**What the exercise asks**
Which lines of the data contain the string "this"? Show each of them.

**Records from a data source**
============================================================
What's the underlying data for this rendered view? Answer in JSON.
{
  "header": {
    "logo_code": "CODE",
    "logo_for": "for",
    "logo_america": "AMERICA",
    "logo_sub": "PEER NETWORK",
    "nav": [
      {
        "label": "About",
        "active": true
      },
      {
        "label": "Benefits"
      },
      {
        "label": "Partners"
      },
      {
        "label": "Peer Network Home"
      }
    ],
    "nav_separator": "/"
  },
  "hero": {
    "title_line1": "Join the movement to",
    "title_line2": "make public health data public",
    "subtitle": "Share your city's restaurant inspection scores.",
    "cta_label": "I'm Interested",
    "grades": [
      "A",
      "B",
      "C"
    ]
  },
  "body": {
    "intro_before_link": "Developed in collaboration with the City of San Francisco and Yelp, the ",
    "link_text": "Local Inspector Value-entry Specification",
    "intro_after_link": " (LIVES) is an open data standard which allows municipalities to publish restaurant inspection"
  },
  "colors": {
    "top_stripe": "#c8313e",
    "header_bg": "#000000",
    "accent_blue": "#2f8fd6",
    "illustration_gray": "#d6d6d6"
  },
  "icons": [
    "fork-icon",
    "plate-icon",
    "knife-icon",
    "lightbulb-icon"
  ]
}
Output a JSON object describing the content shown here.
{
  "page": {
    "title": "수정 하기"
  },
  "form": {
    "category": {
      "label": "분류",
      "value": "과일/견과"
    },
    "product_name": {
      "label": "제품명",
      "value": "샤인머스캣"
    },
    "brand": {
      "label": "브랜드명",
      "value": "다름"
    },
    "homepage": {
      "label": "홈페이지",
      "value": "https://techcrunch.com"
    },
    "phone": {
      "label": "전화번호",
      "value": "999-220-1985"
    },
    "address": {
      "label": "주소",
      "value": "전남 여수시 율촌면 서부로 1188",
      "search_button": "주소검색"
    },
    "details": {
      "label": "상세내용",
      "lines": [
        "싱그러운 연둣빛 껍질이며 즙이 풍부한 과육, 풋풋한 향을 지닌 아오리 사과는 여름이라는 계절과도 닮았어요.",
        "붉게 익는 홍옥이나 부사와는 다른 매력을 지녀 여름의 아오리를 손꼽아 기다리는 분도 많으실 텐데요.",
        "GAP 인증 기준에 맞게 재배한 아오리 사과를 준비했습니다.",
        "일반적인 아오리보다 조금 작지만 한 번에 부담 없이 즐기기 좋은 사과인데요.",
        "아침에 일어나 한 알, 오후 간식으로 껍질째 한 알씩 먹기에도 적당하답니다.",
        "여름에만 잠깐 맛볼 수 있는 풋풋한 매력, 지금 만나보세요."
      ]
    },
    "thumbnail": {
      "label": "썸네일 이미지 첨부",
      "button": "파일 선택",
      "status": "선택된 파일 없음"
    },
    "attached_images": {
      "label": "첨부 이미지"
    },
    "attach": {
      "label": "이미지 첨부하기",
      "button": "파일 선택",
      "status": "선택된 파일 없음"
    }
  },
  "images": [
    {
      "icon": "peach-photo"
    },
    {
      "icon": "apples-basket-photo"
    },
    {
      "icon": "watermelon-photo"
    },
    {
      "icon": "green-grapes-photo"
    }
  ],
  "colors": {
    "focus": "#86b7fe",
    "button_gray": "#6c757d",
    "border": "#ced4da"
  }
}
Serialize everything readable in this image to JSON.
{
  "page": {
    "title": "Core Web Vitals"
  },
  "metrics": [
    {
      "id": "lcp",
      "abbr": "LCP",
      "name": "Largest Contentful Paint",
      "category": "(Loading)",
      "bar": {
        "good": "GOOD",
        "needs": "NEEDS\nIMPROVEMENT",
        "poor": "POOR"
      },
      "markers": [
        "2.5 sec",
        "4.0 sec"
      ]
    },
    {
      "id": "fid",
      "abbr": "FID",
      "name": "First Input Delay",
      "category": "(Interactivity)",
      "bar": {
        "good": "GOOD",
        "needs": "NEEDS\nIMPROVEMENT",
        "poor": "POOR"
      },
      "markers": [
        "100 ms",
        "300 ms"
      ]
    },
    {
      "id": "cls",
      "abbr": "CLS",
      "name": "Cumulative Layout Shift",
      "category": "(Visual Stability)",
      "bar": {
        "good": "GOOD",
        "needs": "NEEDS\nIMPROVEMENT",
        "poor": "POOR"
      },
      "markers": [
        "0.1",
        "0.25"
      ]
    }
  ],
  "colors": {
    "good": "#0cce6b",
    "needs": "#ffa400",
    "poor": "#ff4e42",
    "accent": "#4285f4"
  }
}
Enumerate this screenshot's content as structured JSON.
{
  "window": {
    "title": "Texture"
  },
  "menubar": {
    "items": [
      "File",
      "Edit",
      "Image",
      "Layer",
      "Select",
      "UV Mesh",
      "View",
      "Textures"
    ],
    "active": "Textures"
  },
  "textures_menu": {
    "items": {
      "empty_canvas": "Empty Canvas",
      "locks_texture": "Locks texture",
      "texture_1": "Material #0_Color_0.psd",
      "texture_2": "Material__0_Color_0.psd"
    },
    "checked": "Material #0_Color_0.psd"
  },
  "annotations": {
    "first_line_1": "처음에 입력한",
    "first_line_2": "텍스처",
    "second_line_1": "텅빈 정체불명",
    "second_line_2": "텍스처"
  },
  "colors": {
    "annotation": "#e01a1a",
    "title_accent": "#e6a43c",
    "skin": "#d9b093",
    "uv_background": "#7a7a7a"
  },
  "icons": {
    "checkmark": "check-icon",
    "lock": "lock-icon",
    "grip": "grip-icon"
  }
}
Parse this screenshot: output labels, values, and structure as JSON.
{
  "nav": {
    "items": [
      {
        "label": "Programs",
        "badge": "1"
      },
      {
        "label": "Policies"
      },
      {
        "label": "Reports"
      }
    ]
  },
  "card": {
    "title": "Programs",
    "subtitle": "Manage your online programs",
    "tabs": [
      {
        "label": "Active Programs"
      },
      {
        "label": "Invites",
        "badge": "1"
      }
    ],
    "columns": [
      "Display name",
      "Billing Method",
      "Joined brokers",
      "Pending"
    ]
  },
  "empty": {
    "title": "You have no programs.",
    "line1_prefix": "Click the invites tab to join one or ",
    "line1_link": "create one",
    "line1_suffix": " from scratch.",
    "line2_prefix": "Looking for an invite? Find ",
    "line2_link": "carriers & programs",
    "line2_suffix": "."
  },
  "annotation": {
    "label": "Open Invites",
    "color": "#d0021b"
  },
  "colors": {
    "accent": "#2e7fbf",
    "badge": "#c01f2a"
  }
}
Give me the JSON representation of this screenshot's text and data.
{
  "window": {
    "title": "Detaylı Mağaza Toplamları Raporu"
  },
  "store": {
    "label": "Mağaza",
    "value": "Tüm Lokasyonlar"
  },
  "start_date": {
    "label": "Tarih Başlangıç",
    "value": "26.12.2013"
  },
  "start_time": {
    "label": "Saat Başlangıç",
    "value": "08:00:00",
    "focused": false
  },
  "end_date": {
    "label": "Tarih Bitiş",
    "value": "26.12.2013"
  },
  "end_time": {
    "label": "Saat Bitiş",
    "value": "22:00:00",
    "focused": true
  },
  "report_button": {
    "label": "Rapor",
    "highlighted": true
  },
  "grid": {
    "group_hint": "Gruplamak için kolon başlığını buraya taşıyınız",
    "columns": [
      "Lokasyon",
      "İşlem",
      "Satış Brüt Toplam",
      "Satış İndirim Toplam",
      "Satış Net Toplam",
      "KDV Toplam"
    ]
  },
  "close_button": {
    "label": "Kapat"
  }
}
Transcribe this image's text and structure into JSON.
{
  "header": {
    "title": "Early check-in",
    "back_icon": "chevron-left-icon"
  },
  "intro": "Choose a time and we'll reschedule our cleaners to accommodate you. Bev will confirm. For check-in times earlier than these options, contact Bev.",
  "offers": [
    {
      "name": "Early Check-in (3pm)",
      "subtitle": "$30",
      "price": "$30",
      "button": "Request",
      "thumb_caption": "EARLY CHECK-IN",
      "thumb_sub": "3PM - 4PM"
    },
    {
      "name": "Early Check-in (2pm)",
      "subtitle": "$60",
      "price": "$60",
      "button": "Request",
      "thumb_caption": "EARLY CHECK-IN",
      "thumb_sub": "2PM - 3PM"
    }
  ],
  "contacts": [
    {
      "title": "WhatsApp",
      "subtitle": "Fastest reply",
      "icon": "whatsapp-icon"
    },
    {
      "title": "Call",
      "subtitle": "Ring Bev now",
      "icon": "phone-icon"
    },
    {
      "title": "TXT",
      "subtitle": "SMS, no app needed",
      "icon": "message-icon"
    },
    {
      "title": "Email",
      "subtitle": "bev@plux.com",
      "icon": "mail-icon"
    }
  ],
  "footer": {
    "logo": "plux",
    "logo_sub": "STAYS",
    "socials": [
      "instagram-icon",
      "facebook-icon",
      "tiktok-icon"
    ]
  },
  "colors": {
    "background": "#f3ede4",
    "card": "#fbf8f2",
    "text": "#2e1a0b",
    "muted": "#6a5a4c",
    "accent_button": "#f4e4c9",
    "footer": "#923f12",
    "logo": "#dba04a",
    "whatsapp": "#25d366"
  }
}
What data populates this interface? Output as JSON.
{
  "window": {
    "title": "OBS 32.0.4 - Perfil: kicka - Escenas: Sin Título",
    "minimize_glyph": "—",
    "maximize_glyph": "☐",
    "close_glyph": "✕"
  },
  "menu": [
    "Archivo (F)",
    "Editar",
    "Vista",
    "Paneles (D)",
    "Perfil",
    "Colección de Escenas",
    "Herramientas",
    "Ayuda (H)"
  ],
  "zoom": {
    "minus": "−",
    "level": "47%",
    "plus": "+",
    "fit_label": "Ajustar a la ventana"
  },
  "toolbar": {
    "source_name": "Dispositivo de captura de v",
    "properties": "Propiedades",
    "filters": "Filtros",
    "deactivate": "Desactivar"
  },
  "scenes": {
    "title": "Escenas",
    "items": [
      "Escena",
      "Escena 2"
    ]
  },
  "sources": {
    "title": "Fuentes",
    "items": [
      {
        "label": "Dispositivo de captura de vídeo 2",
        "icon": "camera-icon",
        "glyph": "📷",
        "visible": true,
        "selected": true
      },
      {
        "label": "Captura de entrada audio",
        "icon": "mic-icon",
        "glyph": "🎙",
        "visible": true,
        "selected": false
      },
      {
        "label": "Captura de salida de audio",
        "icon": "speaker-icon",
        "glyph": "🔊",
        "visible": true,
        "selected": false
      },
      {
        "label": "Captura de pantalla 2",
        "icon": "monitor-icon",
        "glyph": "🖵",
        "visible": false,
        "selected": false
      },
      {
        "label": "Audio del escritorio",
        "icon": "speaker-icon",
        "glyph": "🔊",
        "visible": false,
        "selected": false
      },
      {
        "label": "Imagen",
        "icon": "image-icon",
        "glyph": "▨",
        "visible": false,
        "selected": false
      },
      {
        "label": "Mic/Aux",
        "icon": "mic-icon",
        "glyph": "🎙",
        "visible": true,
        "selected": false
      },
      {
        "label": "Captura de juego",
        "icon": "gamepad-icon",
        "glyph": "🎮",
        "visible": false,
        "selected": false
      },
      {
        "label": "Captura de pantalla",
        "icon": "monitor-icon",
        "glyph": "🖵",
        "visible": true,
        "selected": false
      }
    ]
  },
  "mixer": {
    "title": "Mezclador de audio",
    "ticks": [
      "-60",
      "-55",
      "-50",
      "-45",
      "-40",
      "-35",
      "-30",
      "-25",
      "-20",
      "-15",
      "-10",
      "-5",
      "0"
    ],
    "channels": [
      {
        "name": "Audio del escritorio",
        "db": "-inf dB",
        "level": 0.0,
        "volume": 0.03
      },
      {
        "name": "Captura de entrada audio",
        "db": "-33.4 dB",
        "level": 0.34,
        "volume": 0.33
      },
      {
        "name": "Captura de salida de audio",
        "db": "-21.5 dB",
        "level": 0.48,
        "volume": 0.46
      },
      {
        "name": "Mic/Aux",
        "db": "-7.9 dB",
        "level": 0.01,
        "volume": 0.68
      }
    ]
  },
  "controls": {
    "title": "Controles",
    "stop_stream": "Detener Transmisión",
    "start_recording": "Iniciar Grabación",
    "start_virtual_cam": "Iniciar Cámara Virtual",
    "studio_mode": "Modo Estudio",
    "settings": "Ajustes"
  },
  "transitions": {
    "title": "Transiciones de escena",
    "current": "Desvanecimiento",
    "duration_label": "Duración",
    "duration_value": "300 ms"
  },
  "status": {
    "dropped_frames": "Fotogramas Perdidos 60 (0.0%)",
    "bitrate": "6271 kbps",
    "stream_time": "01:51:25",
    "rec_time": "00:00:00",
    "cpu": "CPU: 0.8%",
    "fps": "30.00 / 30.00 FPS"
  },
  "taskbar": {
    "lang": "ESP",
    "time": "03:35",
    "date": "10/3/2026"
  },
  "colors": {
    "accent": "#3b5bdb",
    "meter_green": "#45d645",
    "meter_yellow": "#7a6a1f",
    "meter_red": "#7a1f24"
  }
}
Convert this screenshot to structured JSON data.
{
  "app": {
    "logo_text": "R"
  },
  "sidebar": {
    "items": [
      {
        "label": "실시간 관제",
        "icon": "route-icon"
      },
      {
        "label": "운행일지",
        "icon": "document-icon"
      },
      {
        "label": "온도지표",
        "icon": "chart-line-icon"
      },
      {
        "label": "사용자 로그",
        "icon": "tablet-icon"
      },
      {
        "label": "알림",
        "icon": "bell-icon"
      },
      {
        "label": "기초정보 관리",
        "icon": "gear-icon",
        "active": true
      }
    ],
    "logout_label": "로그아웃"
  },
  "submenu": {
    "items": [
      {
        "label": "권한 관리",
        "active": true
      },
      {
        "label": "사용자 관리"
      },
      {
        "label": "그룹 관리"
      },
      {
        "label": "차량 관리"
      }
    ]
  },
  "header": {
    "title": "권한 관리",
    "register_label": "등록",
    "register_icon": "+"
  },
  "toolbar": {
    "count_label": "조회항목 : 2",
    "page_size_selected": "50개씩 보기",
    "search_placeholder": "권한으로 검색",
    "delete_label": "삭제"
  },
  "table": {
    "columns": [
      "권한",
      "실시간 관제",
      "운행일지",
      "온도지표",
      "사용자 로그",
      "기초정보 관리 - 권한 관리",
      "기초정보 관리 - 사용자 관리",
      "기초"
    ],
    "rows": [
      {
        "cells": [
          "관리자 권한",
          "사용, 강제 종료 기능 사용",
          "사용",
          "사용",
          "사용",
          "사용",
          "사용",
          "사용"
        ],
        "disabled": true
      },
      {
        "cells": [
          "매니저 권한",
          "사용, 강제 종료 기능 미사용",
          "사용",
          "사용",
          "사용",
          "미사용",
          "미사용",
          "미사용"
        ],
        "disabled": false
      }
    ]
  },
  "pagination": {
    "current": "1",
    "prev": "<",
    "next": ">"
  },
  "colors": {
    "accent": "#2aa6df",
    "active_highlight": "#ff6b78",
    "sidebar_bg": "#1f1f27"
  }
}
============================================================
**Exercise answer**
What's the underlying data for this rendered view? Answer in JSON.
Serialize everything readable in this image to JSON.
Enumerate this screenshot's content as structured JSON.
Parse this screenshot: output labels, values, and structure as JSON.
Give me the JSON representation of this screenshot's text and data.
Transcribe this image's text and structure into JSON.
What data populates this interface? Output as JSON.
Convert this screenshot to structured JSON data.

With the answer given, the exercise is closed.